Let’s say his music was the soundtrack of the city, his rhythm segued seamlessly into the livelihood of people, the quotidian minutiae of their existence. Of course, it was not Fela; it was Lagbaja.
Lagbaja was a concept well-ahead of its time. Mix English mystery and French je ne sais quoi with Yoruba adoration of masquerades and what you have is the masked one, his regalia done in fanciful tropical colours, mask frilly around the head like a tree and his unmistakable love for sandals. That was Lagbaja, which in Yoruba could mean, “somebody, anybody, nobody in particular”.
Besides being a fancy marketing strategy for his biggest clients, the bourgeoisie howling under the economic deprivation at the time, the 90s was a time fraught with difficulties accompanied with freedom of speech.
It was the Abacha era of hitmen assassins, of kangaroo tribunals and judicial murders—and every so often, a writer would go missing, be blown up or disguise to sneak out of the country through its porous borders.
Lagbaja’s music, which he called Afro calypso was hard to describe. Obviously Fela’s Afrobeat was an indelible influence, but so was Yoruba drumming, jazz, soul, R & B, calypso and highlife.
Lagbaja, whose birth name is Bisade Ologunde, a graduate of Obafemi Awolowo University, started his music career, first as a producer before he surrendered to the higher calling of making music, wielding the saxophone, arranging symphonies and managing a band.
Fela was mortally ill and plagued with frivolous drug-related charges by stooges of the government of the day. It was around the period when Abacha was seeking transition to become a civilian life-president—and had organised a 2 Million March in Abuja, with a concert involving some of the biggest musicians at the time. Lagbaja maintained his Motherlan’ band, playing regular gigs at his Motherlan’ nightclub in Opebi, Ikeja.
This was a time when nightlife was dangerous. Armed robbers were on the prowl, writing letters to Estate Associations in rotation, to forewarn them about their visits. Ritualists were also in dire need of body parts, complicating the grim possibilities of a human disappearance.
Lagbaja’s music was the melodious backdrop to this gloomy existence. At the time of political repression, his highly energetic and theatrical performances was an aside. His handling of protest songs were occasional; rather, he concentrated on mundanities, class differences and most successfully, about love.
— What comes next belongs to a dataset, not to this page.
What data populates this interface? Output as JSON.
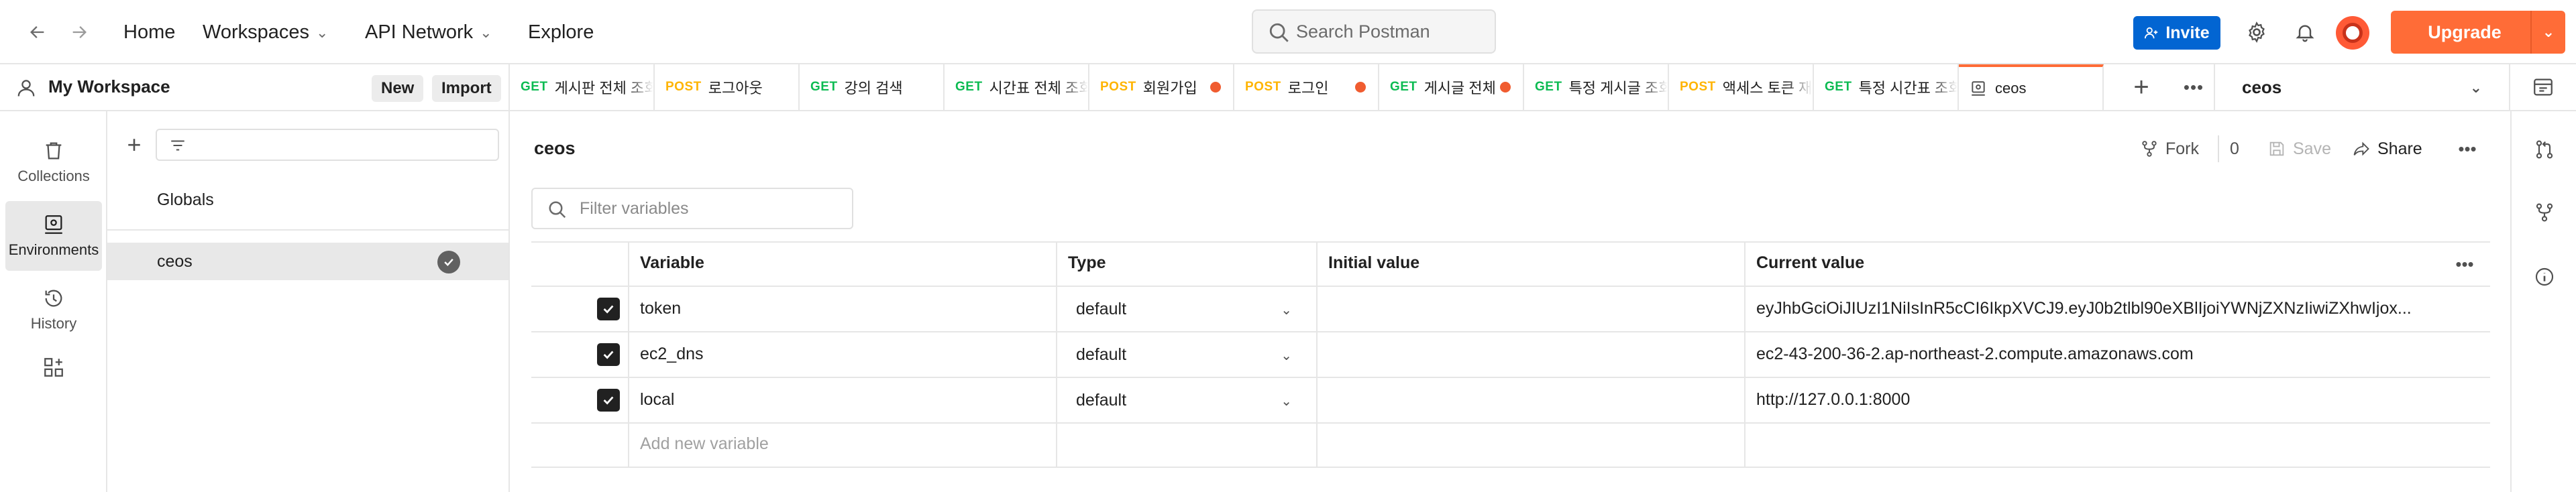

With his co-singer Ego, whose soothing vocals would dash up impressive octaves, Lagbaja could play out the different iterations of love. Lagbaja’s thematic concerns were similar to pre-Afrobeat and early Afrobeat Fela, especially the strong affiliation with Jazz.
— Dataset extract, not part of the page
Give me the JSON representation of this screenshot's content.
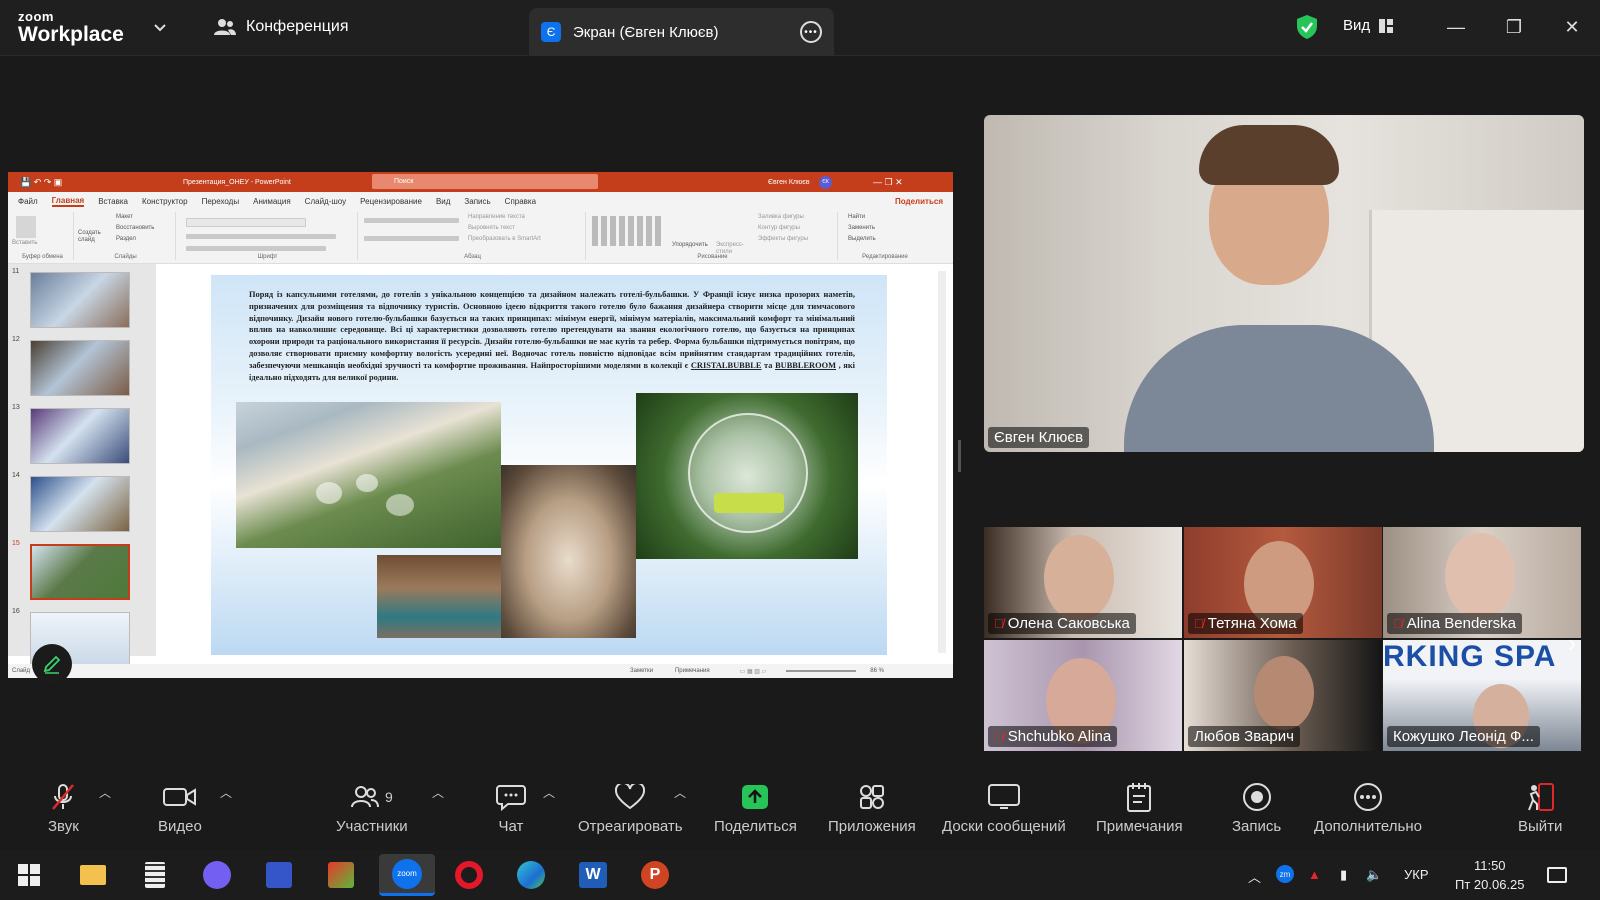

As time waned and the music industry began to grow as a result of the nascent democracy of the millennium, Lagbaja’s music became jaded perhaps due to his brash criticism of the polity. His disregard for the growing fusion that will later be misnamed Afrobeats was also not helpful. Fela had died and his biological son, Femi, had become the new king, diligently doing his work and establishing what would be a contemporary re-enacting of his father’s musical empire. Then Lagbaja lost his beloved vocalist, Ego. Then, he disappeared into the diaspora.
Today, Lagbaja’s sound hardly encapsulates the Lagos experience. The Afrobeats explosion has found its footing and the sound has found a dubious anchor to that elephant in the room, Fela. But there was a time when if you switched on your radio while speeding down the edgy Third Mainland Bridge, you could be blessed with the unmistakable cooing sound of Lagbaja Omobaba Mukomuko imploring you to coolu temper or telling the world of football that Nigeria’s Super Eagles “no get respect.”